There have been meetings with SOLT/UK Theatre, Equity and Arts Council England which have all been positive and informative 

Many questions and issues have been raised regarding support and additional funding, what the sector will look like post COVID-19, and many more.   

Questions I raised in particular with Arts Council England was: 

  • What can we do for emerging artists who are unlikely to have strong enough applications for emergency funding? 
  • How can you ensure that there will be enough support for early career freelancers coming into the industry? If there is not the support it’s unlikely that graduates, emerging artists and early career practitioners will engage within the sector and take that leap to begin their careers; and what will the industry look like then?”

I am however, still waiting for a response.  

Weekly Task Force meeting have been arranged, with sub-group meetings happening regularly. Conversations with other campaigns such as ‘Freelancers Make Theatre Work’ are also in motion to ensure real change can me made! 

I have connected with representatives locally and nationally with the intention of working together in creating proposals and aims, and I am also planning the first online consultations of discussions to take place within the next week! 

If you are interested in participating in upcoming discussions or have any thoughts you would like to share, please email 

Take care and stay safe!
Zora x 

Background to the Freelance Taskforce

On Thursday 21 May 2020 a group of performing arts organisations, including producing companies and venues, jointly signed a letter in support of the freelancers who make up a large and vital part of the ecology of the performance sector.

The letter had 3 main aims:

• To listen and respond to the needs of freelancers in the performing arts
• To call for the Self Employment Income Support Scheme to be extended in line with furloughing and until theatres can reopen in earnest
• To establish a Freelance Task Force of self-employed theatre and performance makers.

Each organisation signing up to the letter has committed to paying a freelancer for one day a week throughout June, July and August to join the Freelance Task Force.
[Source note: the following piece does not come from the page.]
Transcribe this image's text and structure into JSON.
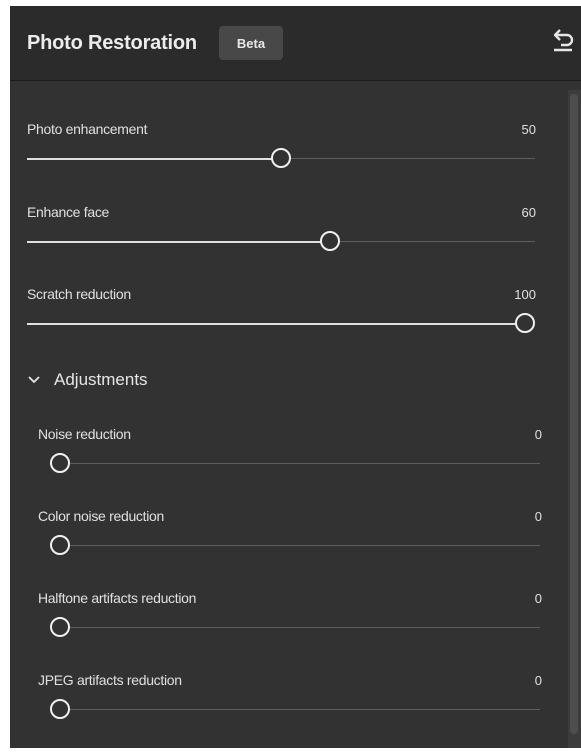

We are proud to be a signatory of this open letter to theatre and performance makers, alongside many of our peers across the UK, and we fully support the creation of a #FreelanceTaskForce.

Read our open letter here.